The answer is obvious to me but when I point it out I’m often embarrassed–some folks don’t believe me! Answer: I wasn’t born until after the war.

2. Why did the work come to Dayton?

Answers are several: Several national labs were in the running for being the lead in electronic research around 1941, but in the end, the Desch/Mumma machines were fastest and most accurate. NCR had a large factory and resources to manufacture the final designs.

3. Did this really remain secret? Didn’t anyone ever talk? If so, how did you find out?

The project in Dayton remained unknown except to a small handful of veterans until the early 1990s. No American leaked the secret. After my father’s death, I found out through slowly following the clues dropped over years.

4. Did your mother know?

I don’t have the answer to this one. She never mentioned anything about the project except for anecdotes about the people with whom they associated–the WAVES, the NCR staff, the Naval officers. She mentioned picnics, softball games, parties.

5. If it was so important, how come I never heard about it?

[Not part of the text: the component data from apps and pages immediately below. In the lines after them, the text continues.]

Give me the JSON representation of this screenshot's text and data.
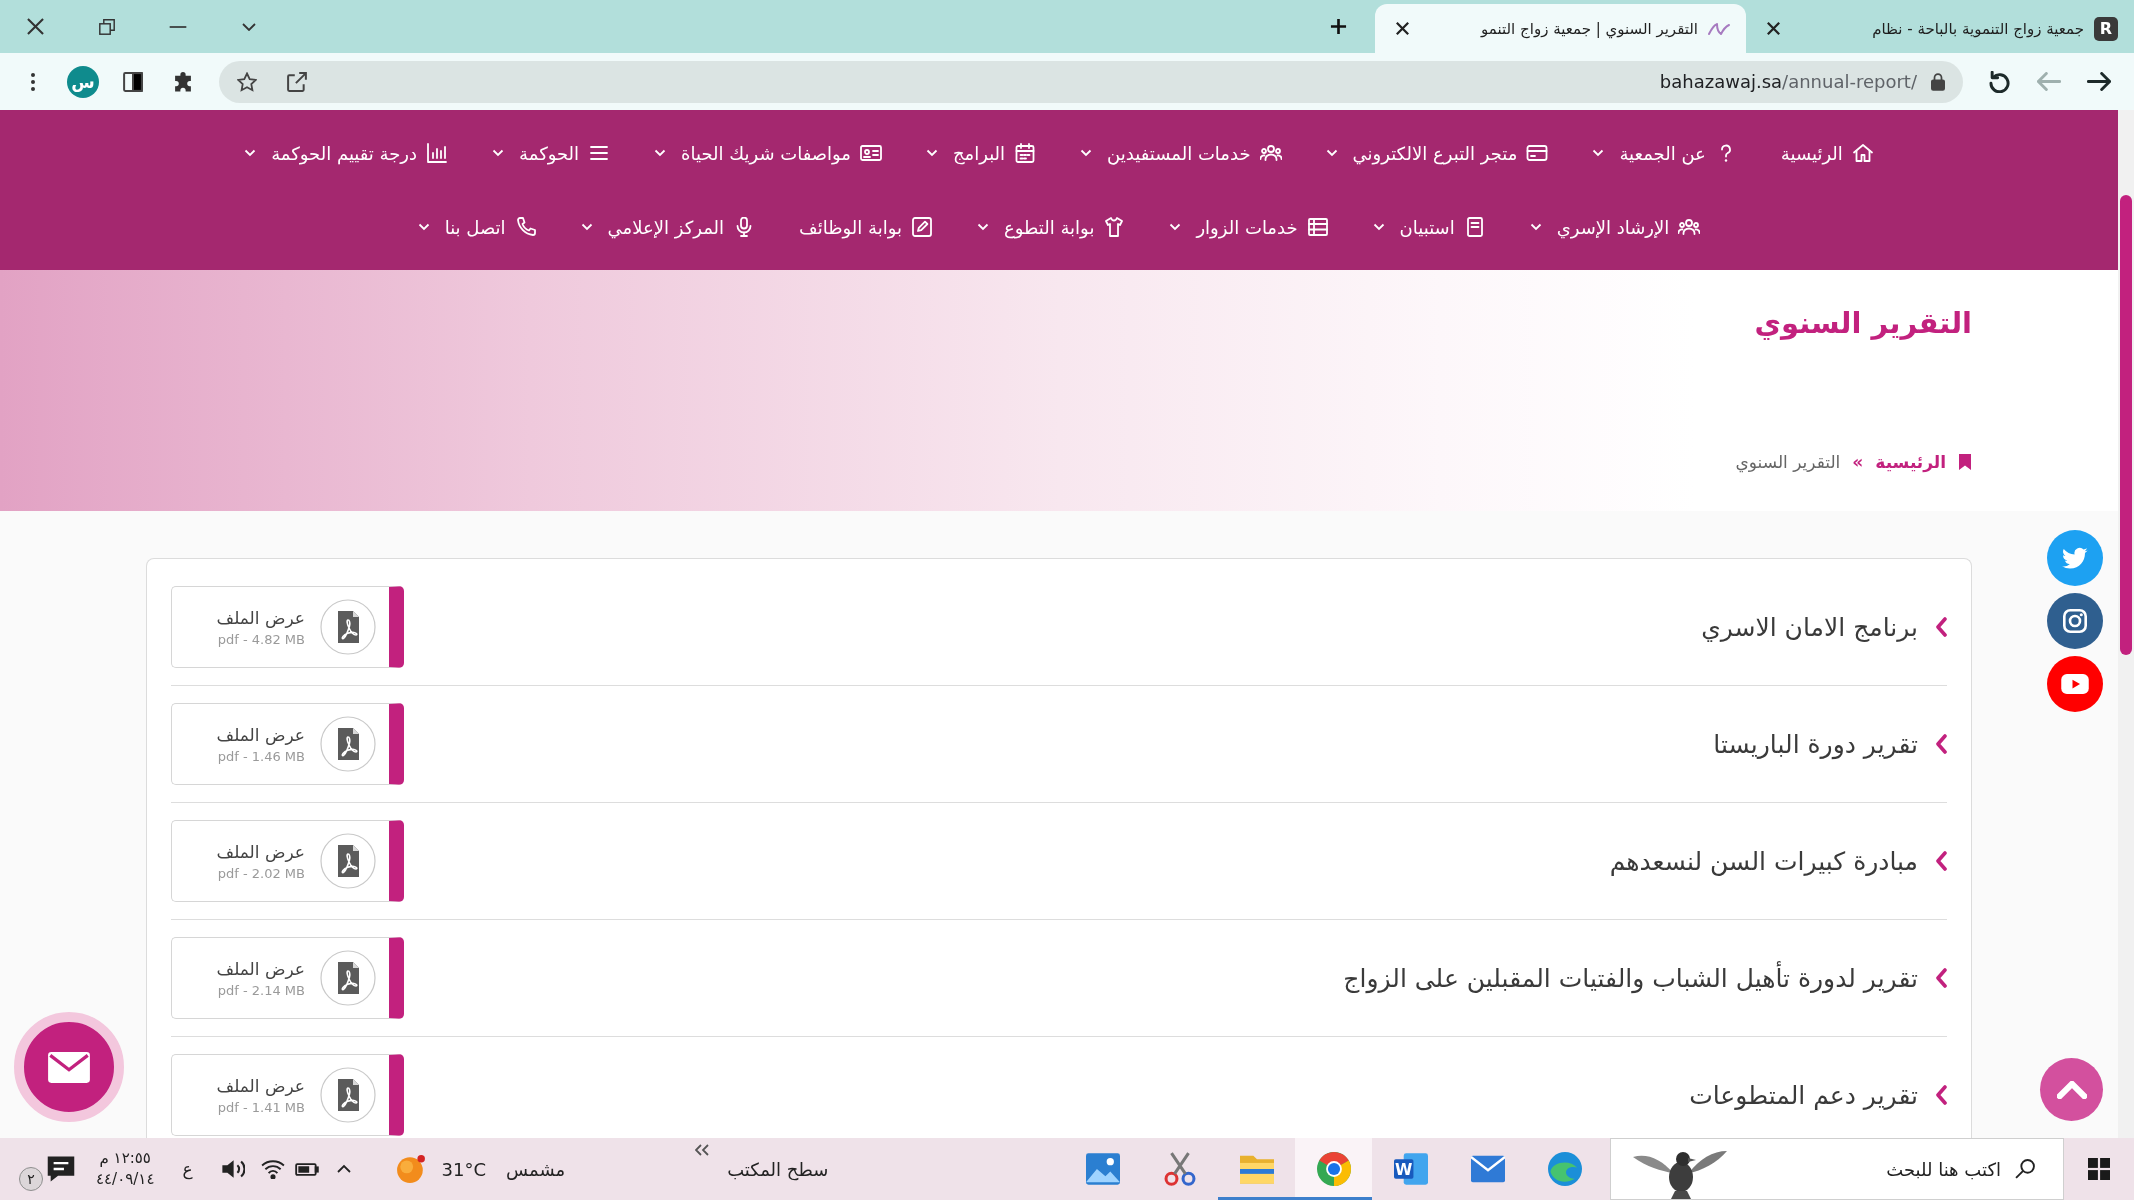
{
  "browser": {
    "tabs": [
      {
        "title": "جمعية زواج التنموية بالباحة - نظام",
        "favicon_text": "R",
        "selected": false
      },
      {
        "title": "التقرير السنوي | جمعية زواج التنمو",
        "selected": true
      }
    ],
    "nav_buttons": [
      {
        "kind": "back",
        "disabled": false
      },
      {
        "kind": "forward",
        "disabled": true
      }
    ],
    "url": {
      "host": "bahazawaj.sa",
      "path": "/annual-report/"
    },
    "profile_initial": "س"
  },
  "site": {
    "menu_rows": [
      [
        {
          "label": "الرئيسية",
          "dropdown": false
        },
        {
          "label": "عن الجمعية",
          "dropdown": true
        },
        {
          "label": "متجر التبرع الالكتروني",
          "dropdown": true
        },
        {
          "label": "خدمات المستفيدين",
          "dropdown": true
        },
        {
          "label": "البرامج",
          "dropdown": true
        },
        {
          "label": "مواصفات شريك الحياة",
          "dropdown": true
        },
        {
          "label": "الحوكمة",
          "dropdown": true
        },
        {
          "label": "درجة تقييم الحوكمة",
          "dropdown": true
        }
      ],
      [
        {
          "label": "الإرشاد الإسري",
          "dropdown": true
        },
        {
          "label": "استبيان",
          "dropdown": true
        },
        {
          "label": "خدمات الزوار",
          "dropdown": true
        },
        {
          "label": "بوابة التطوع",
          "dropdown": true
        },
        {
          "label": "بوابة الوظائف",
          "dropdown": false
        },
        {
          "label": "المركز الإعلامي",
          "dropdown": true
        },
        {
          "label": "اتصل بنا",
          "dropdown": true
        }
      ]
    ],
    "page_title": "التقرير السنوي",
    "breadcrumb": [
      {
        "label": "الرئيسية",
        "current": false
      },
      {
        "label": "التقرير السنوي",
        "current": true
      }
    ],
    "breadcrumb_separator": "»",
    "reports": [
      {
        "title": "برنامج الامان الاسري",
        "file_label": "عرض الملف",
        "file_info": "pdf - 4.82 MB"
      },
      {
        "title": "تقرير دورة الباريستا",
        "file_label": "عرض الملف",
        "file_info": "pdf - 1.46 MB"
      },
      {
        "title": "مبادرة كبيرات السن لنسعدهم",
        "file_label": "عرض الملف",
        "file_info": "pdf - 2.02 MB"
      },
      {
        "title": "تقرير لدورة تأهيل الشباب والفتيات المقبلين على الزواج",
        "file_label": "عرض الملف",
        "file_info": "pdf - 2.14 MB"
      },
      {
        "title": "تقرير دعم المتطوعات",
        "file_label": "عرض الملف",
        "file_info": "pdf - 1.41 MB"
      }
    ]
  },
  "taskbar": {
    "search": {
      "placeholder": "اكتب هنا للبحث"
    },
    "apps": [
      {
        "kind": "edge",
        "open": false,
        "selected": false
      },
      {
        "kind": "mail",
        "open": false,
        "selected": false
      },
      {
        "kind": "word",
        "label": "W",
        "open": false,
        "selected": false
      },
      {
        "kind": "chrome",
        "open": true,
        "selected": true
      },
      {
        "kind": "explorer",
        "open": true,
        "selected": false
      },
      {
        "kind": "snipping",
        "open": false,
        "selected": false
      },
      {
        "kind": "photos",
        "open": false,
        "selected": false
      }
    ],
    "desktop_label": "سطح المكتب",
    "weather": {
      "condition": "مشمس",
      "temperature": "31°C"
    },
    "language": "ع",
    "clock": {
      "time": "١٢:٥٥ م",
      "date": "٤٤/٠٩/١٤"
    },
    "notification_badge": "٢"
  }
}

That answer may be self-explanatory — it remained “need to know” for 50 years. Perhaps the questioner just wasn’t on the short list.

6. What did the machines do? Why were they called Bombes? Were they computers?

The answer to this is multi-faceted and can be further explained elsewhere in this site. And although the Bombes had elements of a computer as defined now they were not early computers.

7. How many were made? Where were they shipped? Are there any left and if so, where are they now?

The answer to this is on the By the Numbers page and the Navy Cryptanalytic Bombe page.

8. How did the American code breaking machine compare to the British? Why don’t they acknowledge our contribution?. How did the American code breaking machine compare to the British? Why don’t they acknowledge our contribution?

The performance statistics of the US Bombe are listed here. For instance, it completed a 4-wheel run in 20 minutes. At the same time, a friend, John Harper of Bletchley Park is working on his own comparison of the British and American bombes. I cannot address some of the rivalry surrounding the Bombe partnership.

9. What recognition did the Navy veterans, Joe Desch or the NCR team receive?

Joe Desch received the Presidential Medal for Merit from President Truman in 1947. Many of the veterans received commendations when they left the service but not all. The need for secrecy complicated any kind of public recognition.

10. What difference did this work make? What were the results?

I began to address this during a Osher Institute class I taught at UD, winter 2019. It proved so complex (Atlantic theatre, Pacific theater, use by Navy and the Army) I am working on an entire section devoted to the topic. I am not comfortable estimating by how much it shortened the war or how many lives the Bombes saved. My intuition is that many more lives were saved, directly or indirectly, than can be estimated.

  • You are here >

    Home > In Brief > 10 most Frequently Asked Questions
  • Sources

    This site has material from many sources. Some are use by permission. Before using, ASK. More specific information here.
  • Dayton Codebreakers DVDs

    To inquire about a DVD of the Dayton Codebreakers documentary, contact me at this link
  • Inside You’ll Find…

    WHO worked during the war? Find the Personnel section. Also, Joseph R. Desch
    WHAT were their goals? By the Numbers. Also, The US Bombe
    WHY? History of the Bombe Project A contemporary account of the reasons and the plans for their project for the Director of Naval Communications, 1944.
    WHERE was the project: In Dayton, it was in Building 26. In Washington, it was housed at the Naval Communications Annex